Although the prospect of enjoying the freedom of these surroundings on two wheels was alluring, we decided to become ordinary tourists and stayed to explore the city's rich culture and history awhile. On the noisy outskirts of town, we rented an apartment from Juan, a street vendor selling jewelry. Every day, we took great pleasure in the one-hour bus ride to the city center where tall houses tower over the narrow streets. We would stroll and sit for hours amid the lively scene, listening to the melodic Castellano while sipping from little glasses another serving of ice-cold Quilmes beer. Our favorite spot for observations became the artists' district of La Boca. It reminds me of Italy: the brightly-colored facades of shops, cafés and bars, and the distinctive stalls selling freshly grilled meat on the spit. Oh, yes - the food! One would have to spend almost 10 years eating out in a different place every night in Buenos Aires to visit each of its 3,500 restaurants and sample the countless culinary delicacies like centolla (Antarctic king crab) or spicy empanadas.
With its picturesque cobblestone alleyways and famous antiques market, the district of San Telmo is the spot where Pedro de Mendoza laid the city's foundations in 1536. It's also celebrated as the birthplace of the tango. Many a night we came there to watch fiery Latinos dancing until dawn under a warm summer sky.
In December of 2001, Argentina's banking system collapsed when managers announced to a shocked nation that all savings had been confiscated. Understandably, chaos ensued and within two months, five different presidents had passed each other at the door. Frustration went hand in hand with inflation. Argentina is slowly recovering from its worst economic crisis ever (1998-2003) and only recently have the shattered windows in the presidential offices of the Casa Rosada on the Plaza de Mayo been fixed.
Before we left Buenos Aires, Juan introduced us to the rituals surrounding Argentina's national drink, maté. It surely is a good excuse for spending an entire afternoon chatting with the extended family, and the ceremony goes as follows: Juan's mother fills two-thirds of a gourd with dried yerba mate, healthful herbs grown in the fertile north country, and the rest of it with water heated precisely to 176°F. Then through the bombilla, a metal straw, the infusion is sucked down with relish. My first sip tasted like cigarette ash, but they let me know before the next turn that wimpy gringos and women are allowed to add sugar.
With many kisses and good wishes, Juan's family bade us farewell and we rode south into the pampas on the straight tarred ribbon of Highway 3. Deep green cattle pastures rolled off into the faraway horizons on either side and, as much as I enjoyed being included in Juan's family ceremony, I kept thinking how far a nice cut of Argentinean beef might go in tempering the lingering taste of maté.
La Posta del Viajero en Moto

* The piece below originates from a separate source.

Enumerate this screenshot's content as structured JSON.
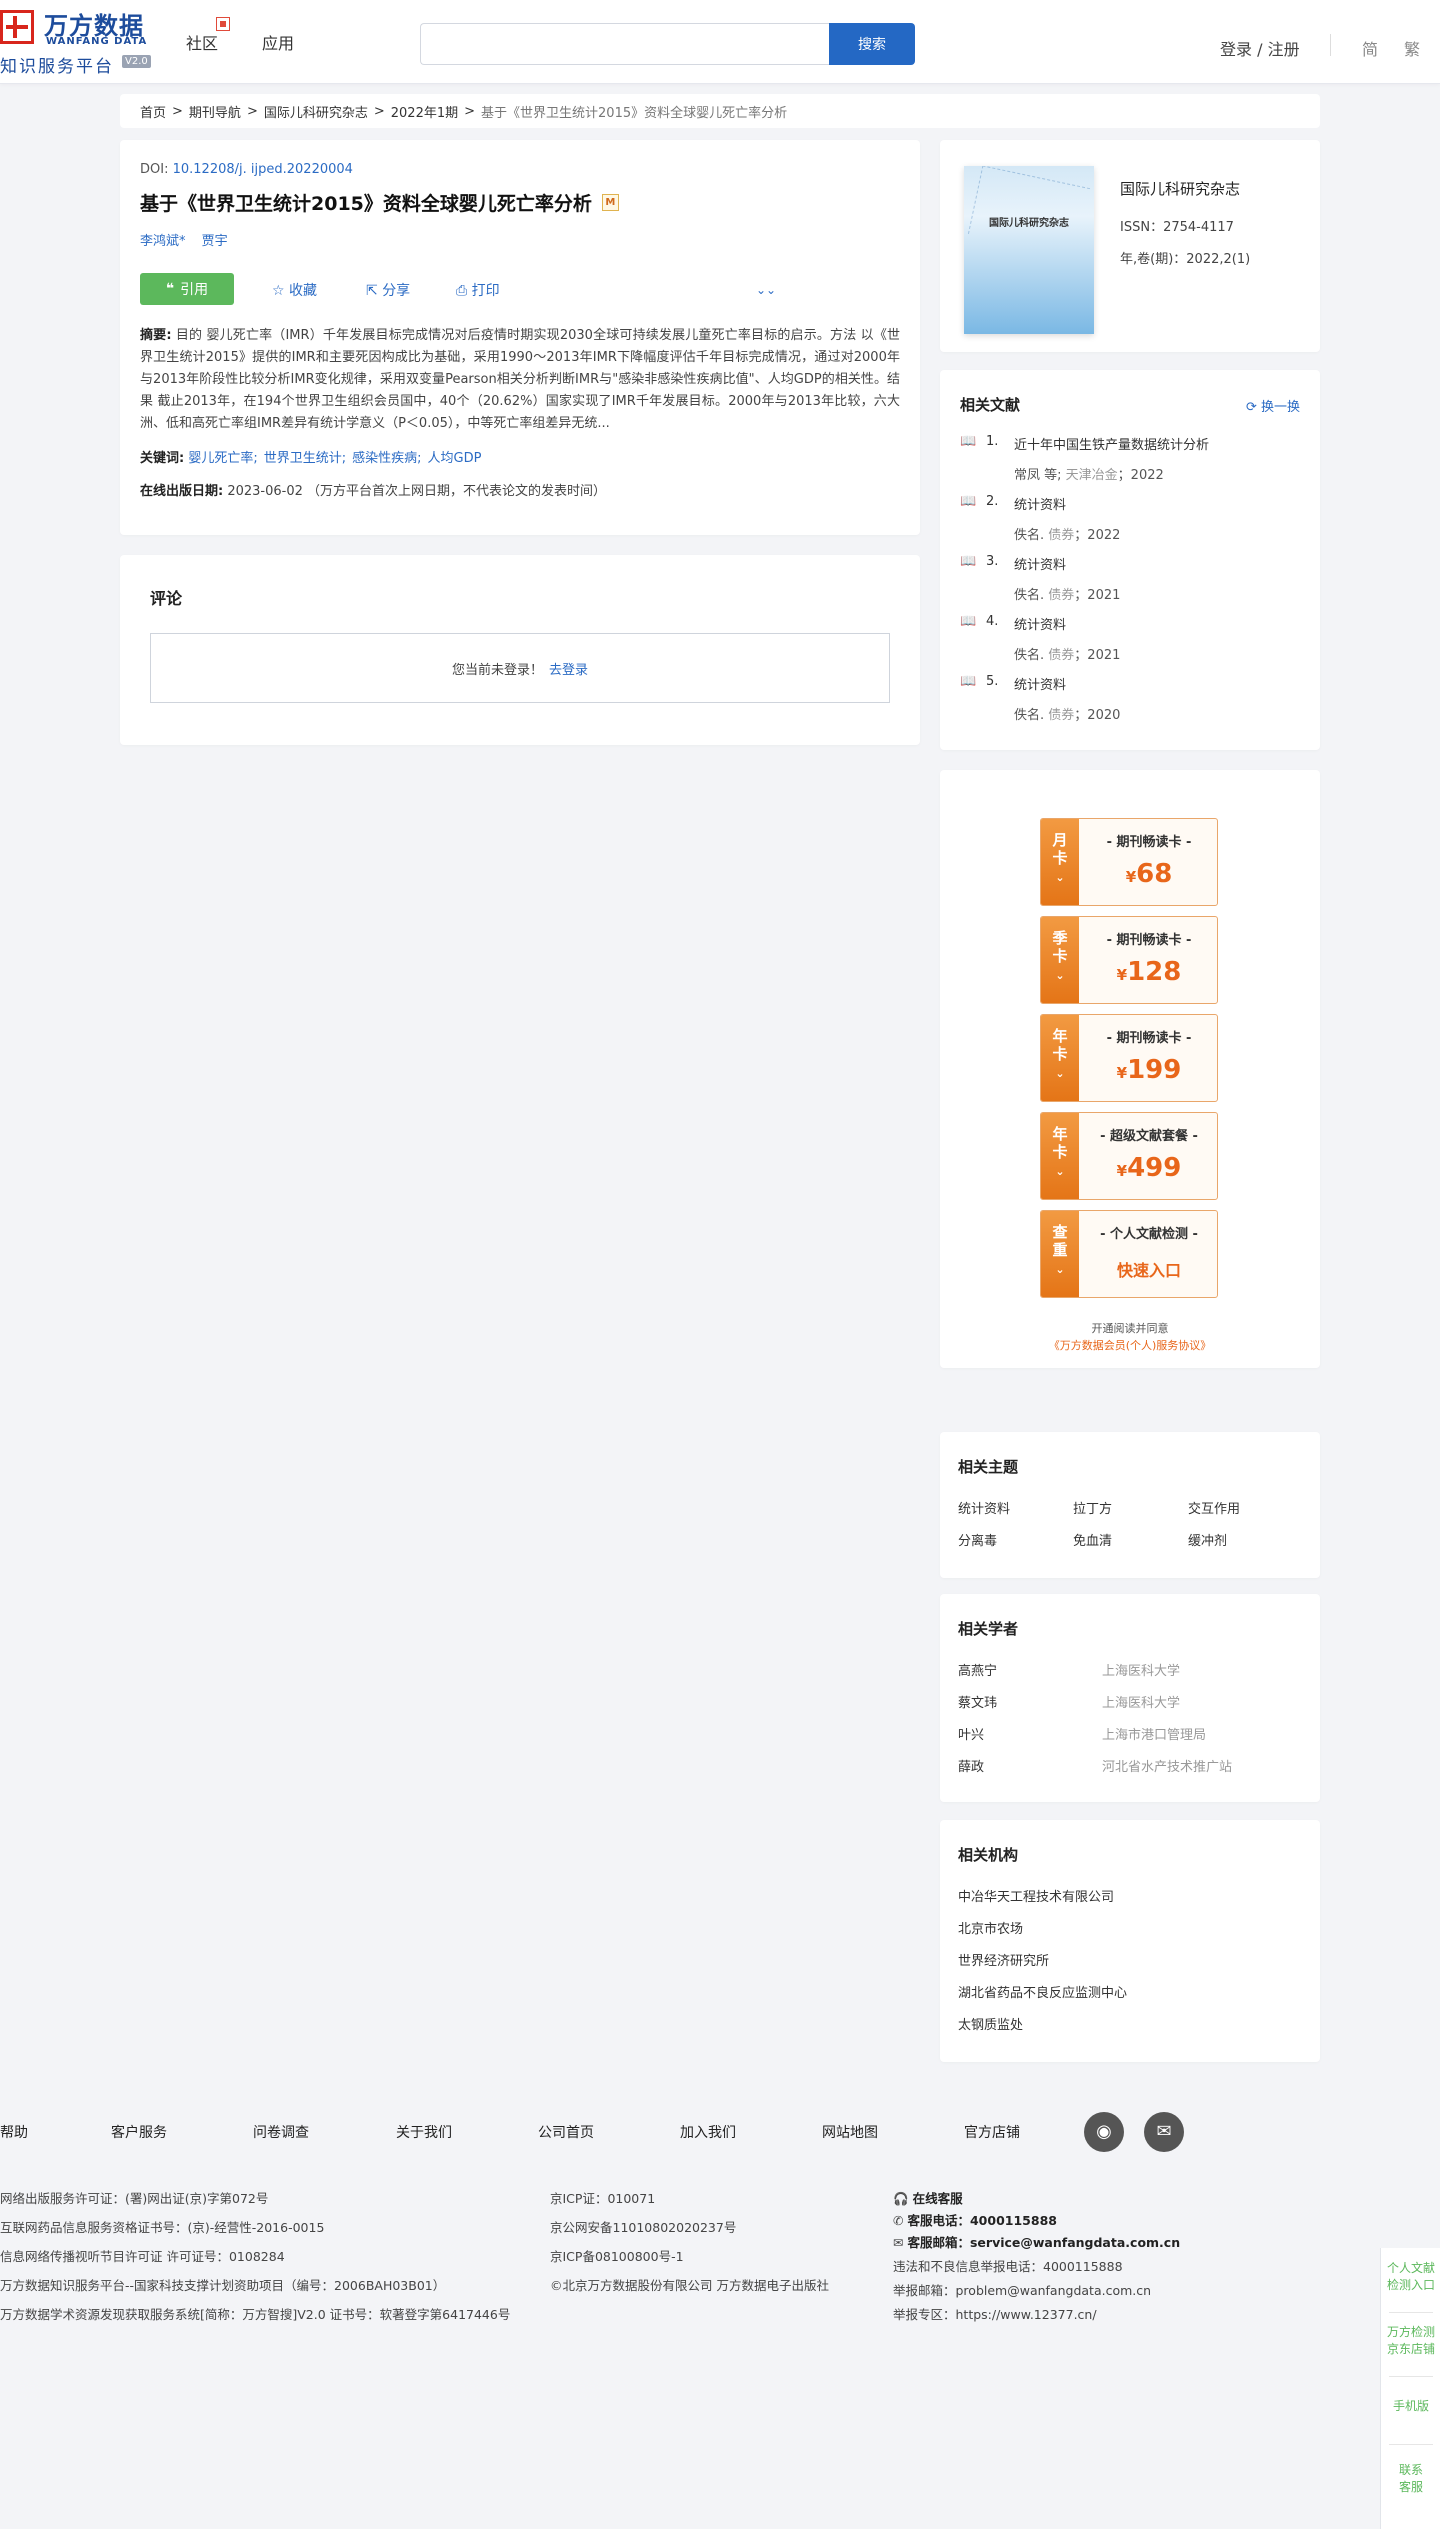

In Azul, some 190 miles southwest of Buenos Aires, we were biting into oven-fresh rolls for breakfast outside a bakery when someone asked if we had a place to stay that night. He made a quick phone call and we then trailed his pickup through a maze of side roads to a friend's house. A round sign by the door read, La Posta del Viajero en Moto, meaning: A place for motorcycle travelers. Latin music blared from the workshop next door as a young man with welding glasses stepped out, introducing himself as Jorge. Twelve years ago, Jorge had set up this landing pad for motorcyclists from all over the world. And without traveling far himself, he says he has gotten to know much of the world from hearing about the adventures of others.
We enjoyed the slow pace of Azul and ended up staying five days, until Saturday. A very wise decision that, because every Friday night Jorge hosts a typical Argentinean asado (barbeque), slow-roasting 25 pounds of the best beef around over a fire. The meat was so tender that it practically melted on our tongues, and apart from the 15 local bikers at the scene, it seems that every cur in town is well aware of Jorge's Friday feasts - outside, a pacing throng of 100 dogs waited impatiently for the picked-clean bones.